“We play into the [Islamic State] narrative when we act as if they’re a state, and we use routine military tactics that are designed to fight a state that is attacking another state,” he told reporters at a news conference.
“The more we shrink that territory, the less they can pretend that they are somehow a functioning state, and the more it becomes apparent that they are simply a network of killers who are brutalizing local populations.”
In recent months, the Islamic State has seen the boundaries of its caliphate slowly recede as Kurdish and Iraqi forces — backed by U.S. airpower and military advisers — have retaken control of some key towns.
That loss of territory in Syria and Iraq has undermined the Islamic State’s legitimacy and increased pressure on the group to demonstrate its potency in other ways, U.S. officials said.
“It has not had that type of momentum inside of those two countries,” CIA Director John Brennan said Monday in Washington during a speech at the Center for Strategic and International Studies. “Which is why I think they are looking abroad now to have these spectacular attacks.”
Some analysts suggested that the Paris attacks reflect an acute and continuing need for the Islamic State to attract fresh recruits. Some U.S. officials have estimated that more than 20,000 Islamic State fighters have been killed over the past 15 months.
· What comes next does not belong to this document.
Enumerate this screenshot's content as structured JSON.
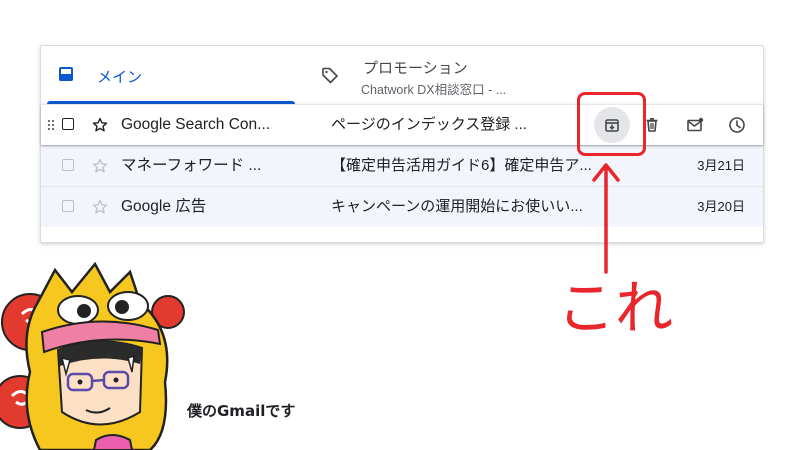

Until several months ago, the group had little trouble finding replacements as streams of volunteers poured into Iraq and Syria from other countries. But the group’s ability to attract fighters from some Western countries appears to have waned.
U.S. counterterrorism officials, for example, say that the number of Americans seeking to travel to Syria to join the Islamic State has declined since last year.
Looking ahead, however, the Islamic State will try to exploit the Paris bombings as a “tremendous” recruiting tool, said Daniel Byman, a Georgetown University professor and terrorism expert.
“If you are a young Muslim who is angered by the attacks on Sunnis in Syria, this is a group that is showing it’s fighting back by hitting [your] enemies,” he said. “You’re demonstrating your relevance over your rivals’. So your organization gets stronger because you can say you’re the defender of Muslims. You’re the state that’s responding to threats to the religious community.”
The Islamic State’s tactics can seem counterintuitive in other ways. The group advertises its brutality — it boasts about beheading captives, raping women and killing other Muslims — and shows little inclination to modify its ways to win popular support in the territory it controls.
Yet it would be a mistake to analyze the group’s apocalyptic ideology through the lens of Western rationality, said Matthew Levitt, head of the counterterrorism program at the Washington Institute for Near East Policy.
“They don’t see being way too brutal as a bad thing,” he said. “Brutality is working for them. They don’t see taking over the world as overstretching. This is part of the divine mission.”
Joby Warrick contributed to this report.